Twitch broadcasters now have a library of free-to-use songs cleared for streaming and archived videos, the company announced today.
The Twitch Music Library launched with more than 500 songs from several record labels, with more of both on the way.
"Our community has been vocal about the importance of music for their broadcasts and their love of music in general," said chief strategy officer Colin Carrier. "By working with both established and upcoming record labels, we are now able to offer music for them to use that is cleared for live broadcasts and archiving."
Twitch also launched a Music category where musicians can play songs instead of games. With Twitch's approval, "certain established labels and artists" will also be able to host radio-like shows and broadcast events like music festivals.

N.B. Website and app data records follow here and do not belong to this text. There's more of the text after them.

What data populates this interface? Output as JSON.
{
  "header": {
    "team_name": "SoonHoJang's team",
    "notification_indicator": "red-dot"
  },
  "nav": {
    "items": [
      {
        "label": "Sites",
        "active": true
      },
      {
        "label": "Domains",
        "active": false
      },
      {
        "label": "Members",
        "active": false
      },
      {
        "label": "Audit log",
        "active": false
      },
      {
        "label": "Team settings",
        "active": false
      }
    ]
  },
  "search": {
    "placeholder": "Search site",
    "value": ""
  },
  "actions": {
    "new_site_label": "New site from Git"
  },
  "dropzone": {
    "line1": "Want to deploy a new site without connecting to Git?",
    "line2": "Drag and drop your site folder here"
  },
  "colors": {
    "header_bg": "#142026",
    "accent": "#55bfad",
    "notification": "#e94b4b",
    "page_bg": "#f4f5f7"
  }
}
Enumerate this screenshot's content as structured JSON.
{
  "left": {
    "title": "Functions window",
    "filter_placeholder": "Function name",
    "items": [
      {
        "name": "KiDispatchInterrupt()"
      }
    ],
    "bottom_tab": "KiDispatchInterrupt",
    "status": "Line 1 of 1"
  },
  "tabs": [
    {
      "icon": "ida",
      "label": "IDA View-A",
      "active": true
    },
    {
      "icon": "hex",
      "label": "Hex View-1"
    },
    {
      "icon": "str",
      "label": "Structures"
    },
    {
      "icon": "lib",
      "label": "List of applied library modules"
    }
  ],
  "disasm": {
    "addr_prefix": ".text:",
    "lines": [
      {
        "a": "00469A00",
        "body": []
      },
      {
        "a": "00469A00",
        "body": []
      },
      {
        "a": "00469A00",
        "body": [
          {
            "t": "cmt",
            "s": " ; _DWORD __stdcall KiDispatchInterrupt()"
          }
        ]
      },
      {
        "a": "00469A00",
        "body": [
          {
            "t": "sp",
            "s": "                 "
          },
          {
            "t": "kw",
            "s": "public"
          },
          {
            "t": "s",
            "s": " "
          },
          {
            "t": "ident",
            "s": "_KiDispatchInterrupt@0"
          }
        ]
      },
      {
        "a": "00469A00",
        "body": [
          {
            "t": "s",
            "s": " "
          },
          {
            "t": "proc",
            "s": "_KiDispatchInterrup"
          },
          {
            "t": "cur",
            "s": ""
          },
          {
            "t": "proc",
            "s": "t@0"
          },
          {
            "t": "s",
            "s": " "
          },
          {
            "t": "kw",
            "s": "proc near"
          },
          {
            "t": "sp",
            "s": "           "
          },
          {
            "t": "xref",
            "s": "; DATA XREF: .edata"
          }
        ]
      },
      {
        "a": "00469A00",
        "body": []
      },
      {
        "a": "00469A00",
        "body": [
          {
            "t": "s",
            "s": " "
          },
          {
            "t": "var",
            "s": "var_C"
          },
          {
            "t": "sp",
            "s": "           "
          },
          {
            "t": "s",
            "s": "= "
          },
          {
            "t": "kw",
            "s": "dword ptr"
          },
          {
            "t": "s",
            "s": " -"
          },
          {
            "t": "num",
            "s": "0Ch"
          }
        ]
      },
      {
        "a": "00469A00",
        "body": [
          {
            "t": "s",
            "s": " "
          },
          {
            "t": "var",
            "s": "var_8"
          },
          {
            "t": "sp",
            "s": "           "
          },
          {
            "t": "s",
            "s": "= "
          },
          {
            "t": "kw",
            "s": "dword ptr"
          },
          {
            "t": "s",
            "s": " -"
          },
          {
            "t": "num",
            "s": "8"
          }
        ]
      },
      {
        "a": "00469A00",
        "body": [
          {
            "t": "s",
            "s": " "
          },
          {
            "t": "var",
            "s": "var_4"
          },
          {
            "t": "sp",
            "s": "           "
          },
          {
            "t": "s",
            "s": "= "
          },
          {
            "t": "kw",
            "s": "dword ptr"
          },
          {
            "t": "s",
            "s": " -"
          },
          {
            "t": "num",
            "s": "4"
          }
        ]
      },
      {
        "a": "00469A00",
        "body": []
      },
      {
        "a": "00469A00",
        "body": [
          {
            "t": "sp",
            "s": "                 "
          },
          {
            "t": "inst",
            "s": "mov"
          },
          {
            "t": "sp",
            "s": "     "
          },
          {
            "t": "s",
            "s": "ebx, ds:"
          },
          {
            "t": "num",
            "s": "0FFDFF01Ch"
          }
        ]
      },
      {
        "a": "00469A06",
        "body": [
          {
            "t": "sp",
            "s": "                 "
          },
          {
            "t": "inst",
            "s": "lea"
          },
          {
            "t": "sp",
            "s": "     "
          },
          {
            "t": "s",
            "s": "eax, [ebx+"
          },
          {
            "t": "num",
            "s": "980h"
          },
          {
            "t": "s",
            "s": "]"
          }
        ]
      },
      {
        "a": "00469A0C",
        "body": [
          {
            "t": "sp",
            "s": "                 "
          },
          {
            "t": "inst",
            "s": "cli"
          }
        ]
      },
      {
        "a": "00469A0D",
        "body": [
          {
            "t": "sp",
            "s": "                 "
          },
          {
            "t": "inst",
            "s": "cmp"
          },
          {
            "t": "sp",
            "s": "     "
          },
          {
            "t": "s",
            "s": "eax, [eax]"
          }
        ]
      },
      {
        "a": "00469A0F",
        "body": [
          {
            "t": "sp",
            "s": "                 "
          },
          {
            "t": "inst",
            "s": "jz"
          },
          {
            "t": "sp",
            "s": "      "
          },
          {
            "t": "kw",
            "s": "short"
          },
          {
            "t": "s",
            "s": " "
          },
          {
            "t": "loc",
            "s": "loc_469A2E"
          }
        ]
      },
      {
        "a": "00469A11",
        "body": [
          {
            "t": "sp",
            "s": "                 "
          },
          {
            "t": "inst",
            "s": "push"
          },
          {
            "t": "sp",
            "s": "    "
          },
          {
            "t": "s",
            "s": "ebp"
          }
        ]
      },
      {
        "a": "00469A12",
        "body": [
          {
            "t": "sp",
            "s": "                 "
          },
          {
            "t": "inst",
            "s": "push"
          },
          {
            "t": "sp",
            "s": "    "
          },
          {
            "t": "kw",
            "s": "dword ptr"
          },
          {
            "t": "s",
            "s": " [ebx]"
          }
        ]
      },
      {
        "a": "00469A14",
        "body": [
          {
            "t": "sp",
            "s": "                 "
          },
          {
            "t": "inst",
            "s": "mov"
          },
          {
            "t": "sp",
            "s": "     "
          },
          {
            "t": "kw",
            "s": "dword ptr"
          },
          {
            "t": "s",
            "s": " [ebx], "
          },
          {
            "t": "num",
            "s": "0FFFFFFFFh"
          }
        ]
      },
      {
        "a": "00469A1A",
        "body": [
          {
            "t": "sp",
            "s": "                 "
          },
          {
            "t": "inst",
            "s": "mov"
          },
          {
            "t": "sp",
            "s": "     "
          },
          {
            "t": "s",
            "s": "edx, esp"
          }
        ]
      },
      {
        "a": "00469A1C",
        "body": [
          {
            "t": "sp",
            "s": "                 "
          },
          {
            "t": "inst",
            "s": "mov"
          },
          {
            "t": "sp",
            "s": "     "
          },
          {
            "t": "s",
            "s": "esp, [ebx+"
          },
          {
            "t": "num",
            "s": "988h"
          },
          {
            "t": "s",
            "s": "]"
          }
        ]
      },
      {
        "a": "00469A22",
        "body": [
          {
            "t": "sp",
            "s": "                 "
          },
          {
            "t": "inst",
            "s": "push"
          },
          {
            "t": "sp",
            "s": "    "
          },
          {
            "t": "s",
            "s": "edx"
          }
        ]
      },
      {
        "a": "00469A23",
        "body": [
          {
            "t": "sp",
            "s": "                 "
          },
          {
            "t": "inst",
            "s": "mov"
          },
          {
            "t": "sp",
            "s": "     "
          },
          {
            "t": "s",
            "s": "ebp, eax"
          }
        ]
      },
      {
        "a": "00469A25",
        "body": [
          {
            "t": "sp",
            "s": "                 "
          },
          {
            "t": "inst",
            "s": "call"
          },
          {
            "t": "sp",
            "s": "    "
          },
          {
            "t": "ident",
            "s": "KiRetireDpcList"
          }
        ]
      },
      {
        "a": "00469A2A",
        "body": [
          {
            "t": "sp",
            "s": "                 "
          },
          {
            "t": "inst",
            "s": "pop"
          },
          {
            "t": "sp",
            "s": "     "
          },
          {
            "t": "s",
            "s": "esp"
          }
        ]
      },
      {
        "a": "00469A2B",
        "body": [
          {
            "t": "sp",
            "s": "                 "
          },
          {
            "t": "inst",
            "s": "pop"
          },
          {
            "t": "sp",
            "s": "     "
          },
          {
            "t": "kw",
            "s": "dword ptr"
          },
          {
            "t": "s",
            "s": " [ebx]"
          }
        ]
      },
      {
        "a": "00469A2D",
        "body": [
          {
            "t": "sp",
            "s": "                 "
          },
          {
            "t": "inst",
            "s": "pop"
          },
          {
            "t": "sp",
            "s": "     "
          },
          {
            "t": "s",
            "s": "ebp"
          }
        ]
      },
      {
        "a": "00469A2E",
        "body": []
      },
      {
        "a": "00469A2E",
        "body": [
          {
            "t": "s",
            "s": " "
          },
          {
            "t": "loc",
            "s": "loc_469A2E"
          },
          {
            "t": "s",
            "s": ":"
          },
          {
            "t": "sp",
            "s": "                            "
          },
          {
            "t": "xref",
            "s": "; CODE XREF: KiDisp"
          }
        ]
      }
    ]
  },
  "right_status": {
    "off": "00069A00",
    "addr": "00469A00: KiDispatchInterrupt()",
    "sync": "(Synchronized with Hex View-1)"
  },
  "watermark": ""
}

"With our new Music category, artists are able to create and perform music on Twitch, bridging these closely linked entertainment mediums," Carrier said. "Because the response to our previous music experiments resonated with our community, it's clear that artists and labels now have a new outlet to successfully reach their fans."
Last August, Twitch began scanning pre-recorded videos to find unauthorized use of copyrighted audio. Sections of videos flagged as infringing are now muted. The company said it was "voluntarily undertaking this effort to help protect both our broadcasters and copyright owners."
Amazon announced its intention to purchase Twitch for $970 million last August as well.